DATA EXTRACT ->
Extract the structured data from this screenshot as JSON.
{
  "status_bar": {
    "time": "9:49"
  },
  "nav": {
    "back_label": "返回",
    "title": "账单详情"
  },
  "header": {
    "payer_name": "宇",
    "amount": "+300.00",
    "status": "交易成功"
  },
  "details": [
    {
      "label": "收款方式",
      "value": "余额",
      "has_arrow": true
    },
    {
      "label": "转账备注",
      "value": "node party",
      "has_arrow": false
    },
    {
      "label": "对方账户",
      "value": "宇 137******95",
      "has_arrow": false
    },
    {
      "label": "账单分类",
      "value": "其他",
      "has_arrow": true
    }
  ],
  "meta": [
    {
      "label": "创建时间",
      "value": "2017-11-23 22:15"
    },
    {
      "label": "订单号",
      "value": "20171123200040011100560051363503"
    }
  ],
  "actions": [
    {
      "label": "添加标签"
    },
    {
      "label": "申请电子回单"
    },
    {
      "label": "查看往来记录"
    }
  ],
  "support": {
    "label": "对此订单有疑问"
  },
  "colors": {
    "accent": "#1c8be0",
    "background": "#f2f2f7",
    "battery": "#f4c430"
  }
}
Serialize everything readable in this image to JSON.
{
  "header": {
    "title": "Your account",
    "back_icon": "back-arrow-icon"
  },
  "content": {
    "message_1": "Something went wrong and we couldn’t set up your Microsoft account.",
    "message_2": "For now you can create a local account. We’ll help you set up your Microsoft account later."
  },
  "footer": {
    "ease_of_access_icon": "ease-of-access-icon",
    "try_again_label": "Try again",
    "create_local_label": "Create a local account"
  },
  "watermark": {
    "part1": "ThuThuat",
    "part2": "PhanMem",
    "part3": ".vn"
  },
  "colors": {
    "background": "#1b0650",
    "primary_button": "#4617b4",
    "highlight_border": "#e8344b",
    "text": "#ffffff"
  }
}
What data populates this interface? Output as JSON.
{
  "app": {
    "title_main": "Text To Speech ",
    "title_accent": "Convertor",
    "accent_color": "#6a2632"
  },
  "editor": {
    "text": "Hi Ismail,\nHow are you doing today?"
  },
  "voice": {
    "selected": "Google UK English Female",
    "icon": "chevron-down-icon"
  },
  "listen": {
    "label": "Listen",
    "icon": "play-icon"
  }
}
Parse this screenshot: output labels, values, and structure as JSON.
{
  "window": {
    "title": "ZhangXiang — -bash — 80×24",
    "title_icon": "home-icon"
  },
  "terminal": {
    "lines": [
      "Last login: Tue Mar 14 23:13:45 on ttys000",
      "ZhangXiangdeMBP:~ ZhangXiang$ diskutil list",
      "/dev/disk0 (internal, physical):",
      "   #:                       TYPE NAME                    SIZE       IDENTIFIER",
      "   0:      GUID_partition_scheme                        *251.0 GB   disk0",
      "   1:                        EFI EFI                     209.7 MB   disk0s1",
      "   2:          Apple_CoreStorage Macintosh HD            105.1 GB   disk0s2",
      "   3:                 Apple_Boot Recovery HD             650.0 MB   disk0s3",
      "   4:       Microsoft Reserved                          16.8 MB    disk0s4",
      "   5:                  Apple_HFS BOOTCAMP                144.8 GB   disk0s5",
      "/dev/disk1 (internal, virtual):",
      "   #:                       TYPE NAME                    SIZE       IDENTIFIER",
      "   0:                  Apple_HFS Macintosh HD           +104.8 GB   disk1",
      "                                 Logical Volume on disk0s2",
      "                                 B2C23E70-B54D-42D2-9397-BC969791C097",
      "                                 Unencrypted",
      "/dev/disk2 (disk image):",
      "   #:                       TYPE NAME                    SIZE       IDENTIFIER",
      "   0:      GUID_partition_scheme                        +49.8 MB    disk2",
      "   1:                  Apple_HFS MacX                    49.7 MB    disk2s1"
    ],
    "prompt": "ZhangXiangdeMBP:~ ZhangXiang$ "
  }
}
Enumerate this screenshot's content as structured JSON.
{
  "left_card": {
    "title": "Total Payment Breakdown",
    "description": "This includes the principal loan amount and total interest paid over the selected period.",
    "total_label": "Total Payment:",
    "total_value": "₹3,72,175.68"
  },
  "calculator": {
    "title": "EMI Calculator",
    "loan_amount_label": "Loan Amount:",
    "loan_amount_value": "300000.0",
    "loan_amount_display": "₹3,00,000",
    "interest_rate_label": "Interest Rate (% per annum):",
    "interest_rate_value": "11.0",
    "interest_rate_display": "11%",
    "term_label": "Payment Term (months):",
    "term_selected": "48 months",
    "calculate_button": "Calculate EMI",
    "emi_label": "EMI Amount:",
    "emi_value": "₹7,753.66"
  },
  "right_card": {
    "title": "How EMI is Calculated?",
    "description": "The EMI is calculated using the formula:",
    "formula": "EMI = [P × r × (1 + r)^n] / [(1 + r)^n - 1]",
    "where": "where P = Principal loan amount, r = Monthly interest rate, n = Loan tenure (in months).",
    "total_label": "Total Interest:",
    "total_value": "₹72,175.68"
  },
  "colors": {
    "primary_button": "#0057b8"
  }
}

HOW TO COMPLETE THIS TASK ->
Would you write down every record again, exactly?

OUTPUT BELOW ->
Extract the structured data from this screenshot as JSON.
{
  "status_bar": {
    "time": "9:49"
  },
  "nav": {
    "back_label": "返回",
    "title": "账单详情"
  },
  "header": {
    "payer_name": "宇",
    "amount": "+300.00",
    "status": "交易成功"
  },
  "details": [
    {
      "label": "收款方式",
      "value": "余额",
      "has_arrow": true
    },
    {
      "label": "转账备注",
      "value": "node party",
      "has_arrow": false
    },
    {
      "label": "对方账户",
      "value": "宇 137******95",
      "has_arrow": false
    },
    {
      "label": "账单分类",
      "value": "其他",
      "has_arrow": true
    }
  ],
  "meta": [
    {
      "label": "创建时间",
      "value": "2017-11-23 22:15"
    },
    {
      "label": "订单号",
      "value": "20171123200040011100560051363503"
    }
  ],
  "actions": [
    {
      "label": "添加标签"
    },
    {
      "label": "申请电子回单"
    },
    {
      "label": "查看往来记录"
    }
  ],
  "support": {
    "label": "对此订单有疑问"
  },
  "colors": {
    "accent": "#1c8be0",
    "background": "#f2f2f7",
    "battery": "#f4c430"
  }
}
Serialize everything readable in this image to JSON.
{
  "header": {
    "title": "Your account",
    "back_icon": "back-arrow-icon"
  },
  "content": {
    "message_1": "Something went wrong and we couldn’t set up your Microsoft account.",
    "message_2": "For now you can create a local account. We’ll help you set up your Microsoft account later."
  },
  "footer": {
    "ease_of_access_icon": "ease-of-access-icon",
    "try_again_label": "Try again",
    "create_local_label": "Create a local account"
  },
  "watermark": {
    "part1": "ThuThuat",
    "part2": "PhanMem",
    "part3": ".vn"
  },
  "colors": {
    "background": "#1b0650",
    "primary_button": "#4617b4",
    "highlight_border": "#e8344b",
    "text": "#ffffff"
  }
}
What data populates this interface? Output as JSON.
{
  "app": {
    "title_main": "Text To Speech ",
    "title_accent": "Convertor",
    "accent_color": "#6a2632"
  },
  "editor": {
    "text": "Hi Ismail,\nHow are you doing today?"
  },
  "voice": {
    "selected": "Google UK English Female",
    "icon": "chevron-down-icon"
  },
  "listen": {
    "label": "Listen",
    "icon": "play-icon"
  }
}
Parse this screenshot: output labels, values, and structure as JSON.
{
  "window": {
    "title": "ZhangXiang — -bash — 80×24",
    "title_icon": "home-icon"
  },
  "terminal": {
    "lines": [
      "Last login: Tue Mar 14 23:13:45 on ttys000",
      "ZhangXiangdeMBP:~ ZhangXiang$ diskutil list",
      "/dev/disk0 (internal, physical):",
      "   #:                       TYPE NAME                    SIZE       IDENTIFIER",
      "   0:      GUID_partition_scheme                        *251.0 GB   disk0",
      "   1:                        EFI EFI                     209.7 MB   disk0s1",
      "   2:          Apple_CoreStorage Macintosh HD            105.1 GB   disk0s2",
      "   3:                 Apple_Boot Recovery HD             650.0 MB   disk0s3",
      "   4:       Microsoft Reserved                          16.8 MB    disk0s4",
      "   5:                  Apple_HFS BOOTCAMP                144.8 GB   disk0s5",
      "/dev/disk1 (internal, virtual):",
      "   #:                       TYPE NAME                    SIZE       IDENTIFIER",
      "   0:                  Apple_HFS Macintosh HD           +104.8 GB   disk1",
      "                                 Logical Volume on disk0s2",
      "                                 B2C23E70-B54D-42D2-9397-BC969791C097",
      "                                 Unencrypted",
      "/dev/disk2 (disk image):",
      "   #:                       TYPE NAME                    SIZE       IDENTIFIER",
      "   0:      GUID_partition_scheme                        +49.8 MB    disk2",
      "   1:                  Apple_HFS MacX                    49.7 MB    disk2s1"
    ],
    "prompt": "ZhangXiangdeMBP:~ ZhangXiang$ "
  }
}
Enumerate this screenshot's content as structured JSON.
{
  "left_card": {
    "title": "Total Payment Breakdown",
    "description": "This includes the principal loan amount and total interest paid over the selected period.",
    "total_label": "Total Payment:",
    "total_value": "₹3,72,175.68"
  },
  "calculator": {
    "title": "EMI Calculator",
    "loan_amount_label": "Loan Amount:",
    "loan_amount_value": "300000.0",
    "loan_amount_display": "₹3,00,000",
    "interest_rate_label": "Interest Rate (% per annum):",
    "interest_rate_value": "11.0",
    "interest_rate_display": "11%",
    "term_label": "Payment Term (months):",
    "term_selected": "48 months",
    "calculate_button": "Calculate EMI",
    "emi_label": "EMI Amount:",
    "emi_value": "₹7,753.66"
  },
  "right_card": {
    "title": "How EMI is Calculated?",
    "description": "The EMI is calculated using the formula:",
    "formula": "EMI = [P × r × (1 + r)^n] / [(1 + r)^n - 1]",
    "where": "where P = Principal loan amount, r = Monthly interest rate, n = Loan tenure (in months).",
    "total_label": "Total Interest:",
    "total_value": "₹72,175.68"
  },
  "colors": {
    "primary_button": "#0057b8"
  }
}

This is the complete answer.